Healthy beverage intiatives: A case study of scenarios for optimizing their environmental benefits on a university campus
Published Web Locationhttps://www.sciencedirect.com/science/article/pii/S2666784322000031?via%3Dihub
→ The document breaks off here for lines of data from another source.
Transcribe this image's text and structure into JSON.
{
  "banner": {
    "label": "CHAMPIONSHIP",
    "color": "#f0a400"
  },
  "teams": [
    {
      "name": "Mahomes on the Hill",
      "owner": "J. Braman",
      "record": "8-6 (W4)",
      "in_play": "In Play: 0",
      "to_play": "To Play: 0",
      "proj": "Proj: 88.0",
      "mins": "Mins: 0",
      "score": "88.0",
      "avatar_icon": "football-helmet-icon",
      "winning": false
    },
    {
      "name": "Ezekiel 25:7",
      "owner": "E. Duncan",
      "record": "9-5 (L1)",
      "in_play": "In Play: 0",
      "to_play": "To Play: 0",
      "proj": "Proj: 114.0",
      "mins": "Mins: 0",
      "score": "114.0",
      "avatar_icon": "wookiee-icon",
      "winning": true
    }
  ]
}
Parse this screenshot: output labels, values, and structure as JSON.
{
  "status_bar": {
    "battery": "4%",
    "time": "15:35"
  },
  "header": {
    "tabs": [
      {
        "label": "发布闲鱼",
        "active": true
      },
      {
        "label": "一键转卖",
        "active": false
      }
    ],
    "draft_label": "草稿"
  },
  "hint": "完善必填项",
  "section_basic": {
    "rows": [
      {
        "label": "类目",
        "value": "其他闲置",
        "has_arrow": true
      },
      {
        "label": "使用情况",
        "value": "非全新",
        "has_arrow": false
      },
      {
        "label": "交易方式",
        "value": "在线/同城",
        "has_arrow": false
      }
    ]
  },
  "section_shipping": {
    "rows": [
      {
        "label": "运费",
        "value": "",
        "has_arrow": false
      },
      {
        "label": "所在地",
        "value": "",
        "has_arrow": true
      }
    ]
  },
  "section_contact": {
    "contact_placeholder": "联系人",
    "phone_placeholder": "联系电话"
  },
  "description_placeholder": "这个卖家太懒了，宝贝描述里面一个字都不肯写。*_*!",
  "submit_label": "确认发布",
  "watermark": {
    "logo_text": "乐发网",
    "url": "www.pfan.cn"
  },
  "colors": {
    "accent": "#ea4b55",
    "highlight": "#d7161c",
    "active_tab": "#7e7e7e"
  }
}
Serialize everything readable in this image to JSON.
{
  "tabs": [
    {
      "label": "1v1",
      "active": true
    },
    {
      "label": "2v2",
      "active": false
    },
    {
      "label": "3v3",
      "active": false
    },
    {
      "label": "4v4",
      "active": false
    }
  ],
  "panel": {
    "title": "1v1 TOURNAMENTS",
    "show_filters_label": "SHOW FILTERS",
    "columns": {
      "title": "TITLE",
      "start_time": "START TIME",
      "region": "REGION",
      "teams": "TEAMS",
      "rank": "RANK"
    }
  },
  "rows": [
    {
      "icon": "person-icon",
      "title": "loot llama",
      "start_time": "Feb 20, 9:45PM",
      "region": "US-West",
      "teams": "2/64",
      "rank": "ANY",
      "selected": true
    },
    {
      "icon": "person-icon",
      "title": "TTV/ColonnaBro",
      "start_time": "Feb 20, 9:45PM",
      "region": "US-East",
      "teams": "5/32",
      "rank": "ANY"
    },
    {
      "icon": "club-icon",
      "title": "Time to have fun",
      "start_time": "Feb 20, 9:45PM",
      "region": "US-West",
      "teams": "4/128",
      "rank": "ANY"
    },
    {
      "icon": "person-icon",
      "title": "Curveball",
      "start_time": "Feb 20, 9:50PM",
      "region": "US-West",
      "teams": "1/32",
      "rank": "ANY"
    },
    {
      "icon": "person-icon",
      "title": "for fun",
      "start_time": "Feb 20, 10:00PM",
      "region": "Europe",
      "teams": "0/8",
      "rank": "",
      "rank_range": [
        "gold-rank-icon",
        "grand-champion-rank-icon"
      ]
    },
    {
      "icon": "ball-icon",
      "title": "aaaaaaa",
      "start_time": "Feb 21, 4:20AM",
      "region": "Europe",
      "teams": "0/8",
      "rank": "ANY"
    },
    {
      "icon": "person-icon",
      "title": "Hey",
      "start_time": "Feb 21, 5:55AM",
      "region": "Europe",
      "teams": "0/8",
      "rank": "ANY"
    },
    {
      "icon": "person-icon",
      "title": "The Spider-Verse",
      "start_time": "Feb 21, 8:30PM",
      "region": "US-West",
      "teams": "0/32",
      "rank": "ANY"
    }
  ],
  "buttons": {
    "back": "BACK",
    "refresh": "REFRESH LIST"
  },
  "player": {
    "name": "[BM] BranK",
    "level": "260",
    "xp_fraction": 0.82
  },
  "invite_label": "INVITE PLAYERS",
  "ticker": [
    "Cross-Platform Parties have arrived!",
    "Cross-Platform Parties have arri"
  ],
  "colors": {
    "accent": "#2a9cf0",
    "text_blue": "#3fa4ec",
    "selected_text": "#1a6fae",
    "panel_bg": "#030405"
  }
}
The association between consumption of sugar sweetened beverages (SSBs) and diseases including diabetes, liver disease and dental disease is well known, yet SSBs continue to be aggressively promoted, including on university campuses. Healthy beverage initiatives (HBIs) are focused on improving health by decreasing consumption of SSBs. Some HBIs also aim to improve environmental sustainability, e.g. by substituting tap water for SSBs, including the HBI on the 10 campuses of the University of California. However, there is no study of HBIs’ potential environmental benefits. To address this knowledge gap we carried out an environmental life cycle assessment of greenhouse gas emissions, blue water use, and plastic pollution for both liquid content and container for the 940,773 liters of beverages consumed in one calendar year at the University of California, Santa Barbara. We found that climate and water impacts per liter for liquid contents of 10 SSB beverage types and the non-SSB versions of these 10 types without added sugar, were very similar and larger than that of the containers. Impacts of six container types varied widely, with climate impact highest for glass, and blue water and plastic impact highest for plastic containers, while aluminum had higher climate impact than plastic. We then evaluated the environmental benefits of 12 counterfactual HBI scenarios with different combinations of container types and liquid beverages for SSBs, non-SSBs, bottled water, and tap water. The scenario that replaced all other beverages with tap water eliminated almost all environmental impacts, while scenarios that reduced SSBs but increased beverages other than tap water took back many benefits of reduced SSBs. Our results show that to optimize potential environmental benefits, HBIs need to emphasize reducing consumption of all commercial beverages and replacing them with tap water, which will also optimize health benefits. Our methods and results will be valuable for higher education, other institutions, and communities seeking to maximize both health and environmental benefits of healthy beverage policies.